The Case for Mandatory Reselection: Strengthening Democracy and Accountability in the Labour Party
In the realm of politics, where the will of the people should reign supreme, it is imperative that elected representatives not only embody the desires and aspirations of their constituents but also remain accountable to them. Sadly, recent events within the Labour Party have demonstrated a disconnect between MPs and their members, leading to unnecessary divisions and eroding the Party’s reputation.
The phenomenon of MPs crossing the floor or defecting to other parties has become all too familiar, leaving their constituents feeling neglected and betrayed. Take, for example, the case of Chuka Umunna, who brazenly claimed he “never felt totally comfortable in the Labour Party” before abandoning ship. Had mandatory reselection been in place, his concerns and the response of the membership could have been adequately addressed at an earlier stage.
Through a full selection process, where MPs are required to renew their mandate with their members, the Labour Party could ensure a more representative democracy. Imagine if Umunna’s true sentiments had been revealed during this process—he may not have been selected, and the people of Streatham would have been truly represented by a Labour MP, as democratically mandated by their constituency.
The defections of Umunna and other MPs to Change UK and the Liberal Democrats starkly illustrate the extent to which many PLP members have deviated from their original selection commitments. Their lack of accountability and obligation to represent their constituents fuels discord and provides fodder for a hostile media intent on undermining the Party’s future electoral chances.
Therefore, it is imperative that all Labour MPs face a full reselection process, also known as “Open selection.” While this may not currently be in practice and must await the 2020 conference, the power to bring about this change lies within the hands of the membership through the trigger ballot process.
By triggering all Labour MPs, the negative stigma associated with rejection from the membership can be removed. Furthermore, it reinforces the principle of representation, wherein an MP remains accountable to their members and stands on their track record to be endorsed or not for another five years. Such a process opens doors to new talent and can serve as a powerful motivator for even the most lackluster of parliamentary members to achieve greatness.
In considering this issue, we cannot overlook the words of the esteemed Tony Benn, who eloquently framed the essence of democracy. “What power have you got? Where did you get it from? In whose interests do you use it? To whom are you accountable? How do we get rid of you?” Anyone who fails to answer the last question, as Benn asserts, does not live in a democratic system.
Therefore, the time has come for all Labour MPs to be triggered and subjected to a full reselection process. A Member of Parliament who diligently serves the people and performs their duties admirably should relish the opportunity of a long and prosperous career in representation, knowing they have the backing and endorsement of the membership.

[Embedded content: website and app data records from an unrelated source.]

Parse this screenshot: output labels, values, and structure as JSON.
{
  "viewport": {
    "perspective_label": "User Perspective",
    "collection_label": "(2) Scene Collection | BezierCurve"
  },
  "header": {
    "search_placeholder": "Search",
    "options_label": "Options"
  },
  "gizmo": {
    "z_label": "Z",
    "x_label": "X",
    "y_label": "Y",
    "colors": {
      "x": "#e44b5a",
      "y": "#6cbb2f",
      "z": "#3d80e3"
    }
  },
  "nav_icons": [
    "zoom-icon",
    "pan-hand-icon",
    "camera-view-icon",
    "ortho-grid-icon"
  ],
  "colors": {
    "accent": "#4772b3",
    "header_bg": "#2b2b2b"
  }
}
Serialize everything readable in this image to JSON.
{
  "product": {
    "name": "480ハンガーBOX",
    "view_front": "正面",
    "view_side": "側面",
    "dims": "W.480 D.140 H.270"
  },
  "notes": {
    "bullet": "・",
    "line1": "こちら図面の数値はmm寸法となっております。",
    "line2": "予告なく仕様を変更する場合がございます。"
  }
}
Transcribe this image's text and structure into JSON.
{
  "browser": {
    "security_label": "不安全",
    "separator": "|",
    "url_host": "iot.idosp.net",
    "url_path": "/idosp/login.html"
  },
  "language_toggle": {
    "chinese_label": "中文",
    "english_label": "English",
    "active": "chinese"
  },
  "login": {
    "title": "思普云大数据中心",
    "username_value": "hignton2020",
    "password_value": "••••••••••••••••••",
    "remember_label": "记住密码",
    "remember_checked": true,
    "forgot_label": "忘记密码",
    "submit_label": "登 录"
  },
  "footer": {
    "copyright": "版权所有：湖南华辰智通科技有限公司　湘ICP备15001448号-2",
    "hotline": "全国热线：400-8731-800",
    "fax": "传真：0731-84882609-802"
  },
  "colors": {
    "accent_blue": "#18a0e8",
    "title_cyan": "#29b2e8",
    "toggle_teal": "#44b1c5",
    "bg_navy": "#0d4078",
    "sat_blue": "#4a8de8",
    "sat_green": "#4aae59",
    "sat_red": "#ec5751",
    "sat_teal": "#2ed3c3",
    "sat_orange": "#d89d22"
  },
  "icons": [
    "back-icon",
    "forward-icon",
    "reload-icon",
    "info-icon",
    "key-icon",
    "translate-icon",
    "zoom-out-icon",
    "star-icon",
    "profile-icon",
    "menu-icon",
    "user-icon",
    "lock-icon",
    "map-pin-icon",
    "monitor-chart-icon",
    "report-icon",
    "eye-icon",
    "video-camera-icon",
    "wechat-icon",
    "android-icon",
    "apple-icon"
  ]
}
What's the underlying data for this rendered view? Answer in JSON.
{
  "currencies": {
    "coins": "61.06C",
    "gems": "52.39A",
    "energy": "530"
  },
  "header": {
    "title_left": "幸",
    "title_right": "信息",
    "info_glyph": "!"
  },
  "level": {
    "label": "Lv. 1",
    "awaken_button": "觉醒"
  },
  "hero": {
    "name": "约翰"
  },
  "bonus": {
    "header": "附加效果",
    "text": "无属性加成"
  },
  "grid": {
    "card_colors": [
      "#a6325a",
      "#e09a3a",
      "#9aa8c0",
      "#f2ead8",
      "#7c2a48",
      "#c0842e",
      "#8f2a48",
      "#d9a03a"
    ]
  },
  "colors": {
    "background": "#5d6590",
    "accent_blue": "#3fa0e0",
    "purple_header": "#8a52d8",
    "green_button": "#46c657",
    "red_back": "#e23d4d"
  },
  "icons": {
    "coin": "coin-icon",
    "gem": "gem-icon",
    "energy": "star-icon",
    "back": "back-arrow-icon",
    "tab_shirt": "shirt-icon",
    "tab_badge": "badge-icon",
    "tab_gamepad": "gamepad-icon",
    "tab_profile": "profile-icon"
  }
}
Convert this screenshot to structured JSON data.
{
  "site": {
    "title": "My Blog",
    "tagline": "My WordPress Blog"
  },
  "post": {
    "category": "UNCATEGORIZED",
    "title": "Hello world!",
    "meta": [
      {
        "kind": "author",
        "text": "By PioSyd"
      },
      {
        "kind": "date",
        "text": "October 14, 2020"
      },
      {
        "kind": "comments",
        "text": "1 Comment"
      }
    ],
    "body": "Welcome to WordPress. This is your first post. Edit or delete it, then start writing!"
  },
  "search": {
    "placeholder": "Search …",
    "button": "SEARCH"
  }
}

Politics is a multifaceted endeavour that goes beyond the mere individual; it is about the abilities and capabilities that one brings to the table. Mandatory reselection allows for the infusion of fresh talent into the public arena, invigorating even the most stagnant parliamentary members. The majority of Labour Party members recognize the pressing need to reform the selection process for MPs.
Currently, a party member cannot challenge a sitting Labour MP unless they mount a negative campaign against them. This discourages potential candidates and has resulted in very few open contests in Labour-held seats over the past three decades. We must embrace a process that offers a fair chance to all candidates, eliminating the negative and divisive campaigning that has plagued our party. Let it be an open contest from the start, with no “jobs for life.”
Such an approach would enable local members and sitting MPs to compete for the Labour Party’s backing in general elections, running positive campaigns focused on the issues that truly resonate with local voters. This way, we can restore faith in our democracy, build trust, and ensure that elected representatives remain accountable to the people they are sworn to serve.
Tony Benn’s very famous quote addresses the relationship between power, representation and democracy. It should be a pillow and principle of democracy that ensure we never fall under the yoke of tyranny or worse still allow a representative to sit in a state of apathy knowing we as members cannot remove them.
- “What power have you got?”
- “Where did you get it from?”
- “In whose interests do you use it?”
- “To whom are you accountable?”
- “How do we get rid of you?”
“Anyone who cannot answer the last of those questions does not live in a democratic system,” Benn explained.